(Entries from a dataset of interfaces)
-*-*-

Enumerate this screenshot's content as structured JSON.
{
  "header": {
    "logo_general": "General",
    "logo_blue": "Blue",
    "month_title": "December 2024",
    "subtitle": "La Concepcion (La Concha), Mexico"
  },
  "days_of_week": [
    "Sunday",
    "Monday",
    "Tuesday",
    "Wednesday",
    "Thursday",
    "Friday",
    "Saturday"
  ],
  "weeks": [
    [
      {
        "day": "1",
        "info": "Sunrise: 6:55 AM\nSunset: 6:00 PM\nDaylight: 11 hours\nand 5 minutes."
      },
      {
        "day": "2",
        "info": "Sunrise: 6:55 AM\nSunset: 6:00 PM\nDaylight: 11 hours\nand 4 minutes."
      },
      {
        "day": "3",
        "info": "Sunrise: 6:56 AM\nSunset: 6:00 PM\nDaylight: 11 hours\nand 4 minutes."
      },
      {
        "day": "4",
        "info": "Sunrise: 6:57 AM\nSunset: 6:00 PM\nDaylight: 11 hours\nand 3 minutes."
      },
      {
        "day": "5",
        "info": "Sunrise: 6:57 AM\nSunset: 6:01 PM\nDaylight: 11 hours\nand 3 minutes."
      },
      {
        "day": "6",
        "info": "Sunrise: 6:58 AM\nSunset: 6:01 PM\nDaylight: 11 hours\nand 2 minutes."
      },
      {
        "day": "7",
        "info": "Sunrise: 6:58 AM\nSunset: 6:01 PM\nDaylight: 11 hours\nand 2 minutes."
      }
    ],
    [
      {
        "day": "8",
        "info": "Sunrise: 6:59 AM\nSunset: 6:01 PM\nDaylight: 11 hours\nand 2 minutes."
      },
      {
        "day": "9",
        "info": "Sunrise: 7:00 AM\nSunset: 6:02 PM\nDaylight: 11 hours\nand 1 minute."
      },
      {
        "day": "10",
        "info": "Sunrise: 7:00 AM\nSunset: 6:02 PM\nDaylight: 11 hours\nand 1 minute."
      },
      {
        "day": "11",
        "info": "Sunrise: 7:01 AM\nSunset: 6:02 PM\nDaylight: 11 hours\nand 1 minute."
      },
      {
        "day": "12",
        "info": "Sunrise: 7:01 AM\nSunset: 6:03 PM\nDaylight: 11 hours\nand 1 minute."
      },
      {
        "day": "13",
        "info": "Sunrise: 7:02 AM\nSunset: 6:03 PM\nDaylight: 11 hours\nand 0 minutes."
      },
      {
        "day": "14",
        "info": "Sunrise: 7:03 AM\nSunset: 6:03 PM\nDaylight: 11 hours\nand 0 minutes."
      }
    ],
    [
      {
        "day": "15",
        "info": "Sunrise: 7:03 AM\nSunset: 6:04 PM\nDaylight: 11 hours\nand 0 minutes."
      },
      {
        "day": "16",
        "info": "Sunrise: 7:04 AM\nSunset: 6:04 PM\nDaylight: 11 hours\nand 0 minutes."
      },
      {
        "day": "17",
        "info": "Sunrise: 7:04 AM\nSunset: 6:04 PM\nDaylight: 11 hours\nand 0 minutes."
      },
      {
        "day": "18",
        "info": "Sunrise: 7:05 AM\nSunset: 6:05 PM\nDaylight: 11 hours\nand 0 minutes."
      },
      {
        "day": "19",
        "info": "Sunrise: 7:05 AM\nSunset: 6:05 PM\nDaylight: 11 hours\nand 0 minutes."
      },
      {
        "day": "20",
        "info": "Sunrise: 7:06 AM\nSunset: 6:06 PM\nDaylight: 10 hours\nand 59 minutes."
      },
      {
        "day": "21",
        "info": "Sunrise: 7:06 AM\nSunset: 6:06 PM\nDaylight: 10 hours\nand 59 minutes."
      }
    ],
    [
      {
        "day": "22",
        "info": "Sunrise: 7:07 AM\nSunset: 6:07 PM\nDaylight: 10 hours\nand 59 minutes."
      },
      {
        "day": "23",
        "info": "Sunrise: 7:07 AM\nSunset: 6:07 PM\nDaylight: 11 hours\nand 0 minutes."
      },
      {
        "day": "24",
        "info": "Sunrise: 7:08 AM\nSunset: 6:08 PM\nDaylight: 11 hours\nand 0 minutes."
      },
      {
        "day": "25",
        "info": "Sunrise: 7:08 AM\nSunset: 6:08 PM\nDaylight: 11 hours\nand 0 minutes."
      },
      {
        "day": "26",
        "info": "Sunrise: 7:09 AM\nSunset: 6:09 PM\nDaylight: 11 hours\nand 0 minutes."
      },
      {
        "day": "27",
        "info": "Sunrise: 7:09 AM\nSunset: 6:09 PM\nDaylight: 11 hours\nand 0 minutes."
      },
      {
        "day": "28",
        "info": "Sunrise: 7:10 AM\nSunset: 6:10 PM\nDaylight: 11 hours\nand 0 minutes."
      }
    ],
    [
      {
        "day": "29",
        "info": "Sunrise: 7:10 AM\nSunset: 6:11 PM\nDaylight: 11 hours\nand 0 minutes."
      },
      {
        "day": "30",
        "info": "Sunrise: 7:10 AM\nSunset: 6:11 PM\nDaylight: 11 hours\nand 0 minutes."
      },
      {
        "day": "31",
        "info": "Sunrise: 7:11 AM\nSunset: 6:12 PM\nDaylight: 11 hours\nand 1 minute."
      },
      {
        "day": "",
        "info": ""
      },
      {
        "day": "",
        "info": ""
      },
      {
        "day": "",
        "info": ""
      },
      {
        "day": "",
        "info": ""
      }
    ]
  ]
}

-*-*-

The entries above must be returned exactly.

- EXPECTED OUTPUT:
Enumerate this screenshot's content as structured JSON.
{
  "header": {
    "logo_general": "General",
    "logo_blue": "Blue",
    "month_title": "December 2024",
    "subtitle": "La Concepcion (La Concha), Mexico"
  },
  "days_of_week": [
    "Sunday",
    "Monday",
    "Tuesday",
    "Wednesday",
    "Thursday",
    "Friday",
    "Saturday"
  ],
  "weeks": [
    [
      {
        "day": "1",
        "info": "Sunrise: 6:55 AM\nSunset: 6:00 PM\nDaylight: 11 hours\nand 5 minutes."
      },
      {
        "day": "2",
        "info": "Sunrise: 6:55 AM\nSunset: 6:00 PM\nDaylight: 11 hours\nand 4 minutes."
      },
      {
        "day": "3",
        "info": "Sunrise: 6:56 AM\nSunset: 6:00 PM\nDaylight: 11 hours\nand 4 minutes."
      },
      {
        "day": "4",
        "info": "Sunrise: 6:57 AM\nSunset: 6:00 PM\nDaylight: 11 hours\nand 3 minutes."
      },
      {
        "day": "5",
        "info": "Sunrise: 6:57 AM\nSunset: 6:01 PM\nDaylight: 11 hours\nand 3 minutes."
      },
      {
        "day": "6",
        "info": "Sunrise: 6:58 AM\nSunset: 6:01 PM\nDaylight: 11 hours\nand 2 minutes."
      },
      {
        "day": "7",
        "info": "Sunrise: 6:58 AM\nSunset: 6:01 PM\nDaylight: 11 hours\nand 2 minutes."
      }
    ],
    [
      {
        "day": "8",
        "info": "Sunrise: 6:59 AM\nSunset: 6:01 PM\nDaylight: 11 hours\nand 2 minutes."
      },
      {
        "day": "9",
        "info": "Sunrise: 7:00 AM\nSunset: 6:02 PM\nDaylight: 11 hours\nand 1 minute."
      },
      {
        "day": "10",
        "info": "Sunrise: 7:00 AM\nSunset: 6:02 PM\nDaylight: 11 hours\nand 1 minute."
      },
      {
        "day": "11",
        "info": "Sunrise: 7:01 AM\nSunset: 6:02 PM\nDaylight: 11 hours\nand 1 minute."
      },
      {
        "day": "12",
        "info": "Sunrise: 7:01 AM\nSunset: 6:03 PM\nDaylight: 11 hours\nand 1 minute."
      },
      {
        "day": "13",
        "info": "Sunrise: 7:02 AM\nSunset: 6:03 PM\nDaylight: 11 hours\nand 0 minutes."
      },
      {
        "day": "14",
        "info": "Sunrise: 7:03 AM\nSunset: 6:03 PM\nDaylight: 11 hours\nand 0 minutes."
      }
    ],
    [
      {
        "day": "15",
        "info": "Sunrise: 7:03 AM\nSunset: 6:04 PM\nDaylight: 11 hours\nand 0 minutes."
      },
      {
        "day": "16",
        "info": "Sunrise: 7:04 AM\nSunset: 6:04 PM\nDaylight: 11 hours\nand 0 minutes."
      },
      {
        "day": "17",
        "info": "Sunrise: 7:04 AM\nSunset: 6:04 PM\nDaylight: 11 hours\nand 0 minutes."
      },
      {
        "day": "18",
        "info": "Sunrise: 7:05 AM\nSunset: 6:05 PM\nDaylight: 11 hours\nand 0 minutes."
      },
      {
        "day": "19",
        "info": "Sunrise: 7:05 AM\nSunset: 6:05 PM\nDaylight: 11 hours\nand 0 minutes."
      },
      {
        "day": "20",
        "info": "Sunrise: 7:06 AM\nSunset: 6:06 PM\nDaylight: 10 hours\nand 59 minutes."
      },
      {
        "day": "21",
        "info": "Sunrise: 7:06 AM\nSunset: 6:06 PM\nDaylight: 10 hours\nand 59 minutes."
      }
    ],
    [
      {
        "day": "22",
        "info": "Sunrise: 7:07 AM\nSunset: 6:07 PM\nDaylight: 10 hours\nand 59 minutes."
      },
      {
        "day": "23",
        "info": "Sunrise: 7:07 AM\nSunset: 6:07 PM\nDaylight: 11 hours\nand 0 minutes."
      },
      {
        "day": "24",
        "info": "Sunrise: 7:08 AM\nSunset: 6:08 PM\nDaylight: 11 hours\nand 0 minutes."
      },
      {
        "day": "25",
        "info": "Sunrise: 7:08 AM\nSunset: 6:08 PM\nDaylight: 11 hours\nand 0 minutes."
      },
      {
        "day": "26",
        "info": "Sunrise: 7:09 AM\nSunset: 6:09 PM\nDaylight: 11 hours\nand 0 minutes."
      },
      {
        "day": "27",
        "info": "Sunrise: 7:09 AM\nSunset: 6:09 PM\nDaylight: 11 hours\nand 0 minutes."
      },
      {
        "day": "28",
        "info": "Sunrise: 7:10 AM\nSunset: 6:10 PM\nDaylight: 11 hours\nand 0 minutes."
      }
    ],
    [
      {
        "day": "29",
        "info": "Sunrise: 7:10 AM\nSunset: 6:11 PM\nDaylight: 11 hours\nand 0 minutes."
      },
      {
        "day": "30",
        "info": "Sunrise: 7:10 AM\nSunset: 6:11 PM\nDaylight: 11 hours\nand 0 minutes."
      },
      {
        "day": "31",
        "info": "Sunrise: 7:11 AM\nSunset: 6:12 PM\nDaylight: 11 hours\nand 1 minute."
      },
      {
        "day": "",
        "info": ""
      },
      {
        "day": "",
        "info": ""
      },
      {
        "day": "",
        "info": ""
      },
      {
        "day": "",
        "info": ""
      }
    ]
  ]
}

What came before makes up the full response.